Revocable Trust (Living Trust)

A Revocable or Living Trust is a common estate planning instrument, which when properly executed and funded, will permit an individual’s assets to pass at their death without the involvement of the Court process, known as “Probate”. Probate is the legal process that empowers an individual or institution to transfer assets in a decedent’s individual name, unlike assets held in joint tenancy or which have a beneficiary designation, which pass directly upon an individual’s death. By executing a Living Trust Agreement and transferring all assets into the name of the trust, an individual can directly empower the Trustee or a Successor Trustee under the trust to transfer assets held by the trust at death. Since the Living Trust Agreement itself designates and empowers the Trustee or Successor Trustee, the need to have a Court designate an Executor or Personal Representative for transferring assets of a decedent is avoided, and with it, all other legal formalities of the Probate process.

A Living Trust Agreement can be, but is not always, designed to save Federal and State Estate Taxes. Living Trusts are therefore appropriate for individuals with all different sizes of estates, not just for those wherein estate tax may be applicable. From an income tax perspective, during the life of the creator of the Living Trust, all income earned by the trust assets is included on the creator’s personal income tax return. As such, no separate tax identification number need be obtained for such trusts during this time.

Living Trusts are a very common and useful estate planning instrument for a variety of reasons. Some of the more prominent reasons for executing a Living Trust Agreement include:

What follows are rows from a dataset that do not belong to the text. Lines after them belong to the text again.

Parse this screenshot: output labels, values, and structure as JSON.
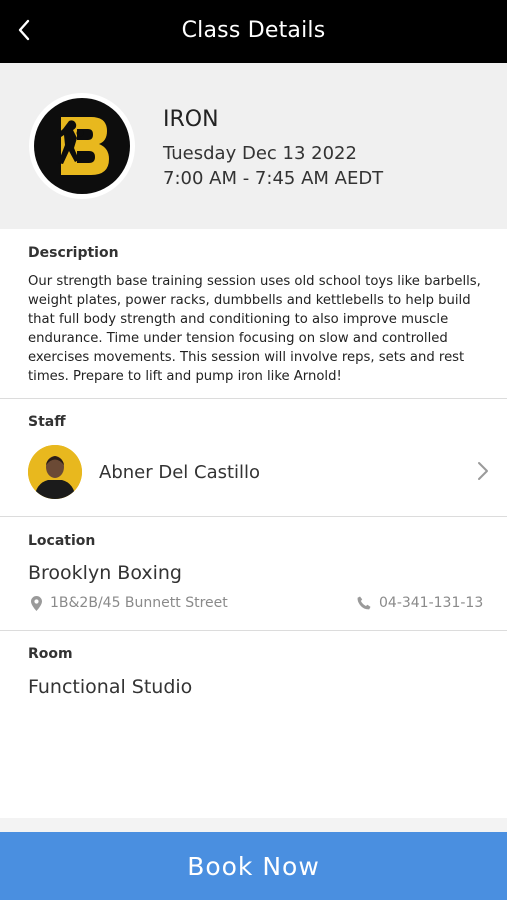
{
  "header": {
    "title": "Class Details",
    "back_icon": "chevron-left-icon"
  },
  "class": {
    "name": "IRON",
    "date": "Tuesday Dec 13 2022",
    "time": "7:00 AM - 7:45 AM AEDT",
    "logo_icon": "boxer-b-logo"
  },
  "description": {
    "label": "Description",
    "text": "Our strength base training session uses old school toys like barbells, weight plates, power racks, dumbbells and kettlebells to help build that full body strength and conditioning to also improve muscle endurance. Time under tension focusing on slow and controlled exercises movements. This session will involve reps, sets and rest times. Prepare to lift and pump iron like Arnold!"
  },
  "staff": {
    "label": "Staff",
    "name": "Abner Del Castillo"
  },
  "location": {
    "label": "Location",
    "name": "Brooklyn Boxing",
    "address": "1B&2B/45 Bunnett Street",
    "phone": "04-341-131-13"
  },
  "room": {
    "label": "Room",
    "name": "Functional Studio"
  },
  "actions": {
    "book_label": "Book Now"
  },
  "colors": {
    "header_bg": "#000000",
    "accent": "#4a8fe0",
    "logo_gold": "#e8b81e"
  }
}
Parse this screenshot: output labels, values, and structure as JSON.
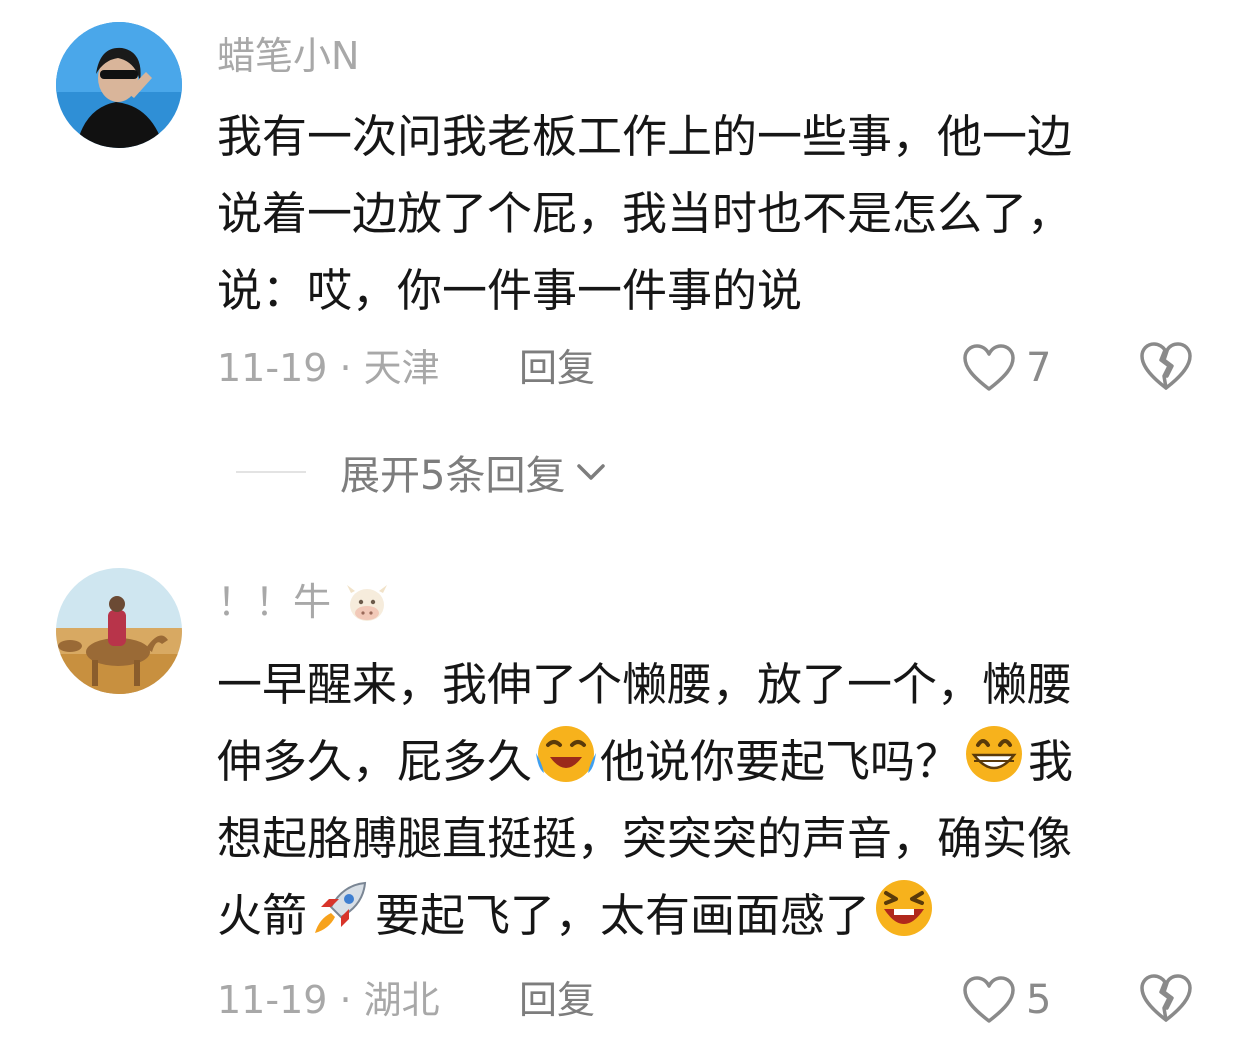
{
  "comments": [
    {
      "username": "蜡笔小N",
      "lines": [
        "我有一次问我老板工作上的一些事，他一边",
        "说着一边放了个屁，我当时也不是怎么了，",
        "说：哎，你一件事一件事的说"
      ],
      "meta": "11-19 · 天津",
      "reply_label": "回复",
      "likes": "7",
      "expand_label": "展开5条回复"
    },
    {
      "username": "！！牛",
      "username_emoji": "cow-face-emoji",
      "lines": [
        [
          "一早醒来，我伸了个懒腰，放了一个，懒腰"
        ],
        [
          "伸多久，屁多久",
          "他说你要起飞吗？",
          "我"
        ],
        [
          "想起胳膊腿直挺挺，突突突的声音，确实像"
        ],
        [
          "火箭",
          "要起飞了，太有画面感了"
        ]
      ],
      "emojis": [
        "face-with-tears-of-joy-emoji",
        "grinning-face-emoji",
        "rocket-emoji",
        "laughing-face-emoji"
      ],
      "meta": "11-19 · 湖北",
      "reply_label": "回复",
      "likes": "5"
    }
  ],
  "colors": {
    "text": "#161616",
    "muted": "#a8a8a8",
    "reply": "#7d7d7d"
  }
}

  • Confidentiality. Unlike the Probate process, which requires a decedent’s Last Will and an Inventory of a Decedent’s Assets be made public record at the local courthouse, the provisions of Living Trust Agreements and the assets transferred under such instruments are kept confidential.
  • Avoidance of Probate. Assets held by a Living Trust Agreement may pass without the legal expense and involvement of the Probate process. As such, assets may pass more quickly to intended heirs, and thereby save significant administrative expense.    
  • Disability Planning. By the naming of successor trustees, Living Trusts enable an individual to establish a clear succession for management of their assets and financial affairs in the event of their incapacity.
  • Flexibility. Since the execution formalities of Living Trust Agreements are less restrictive than Last Wills, Living Trusts can be amended or modified more easily.

When properly drafted and tailored to an individual’s particular needs, Living Trusts are a valuable estate planning instrument. As with any estate planning instrument, legal assistance should be sought to determine whether a Living Trust is appropriate for you.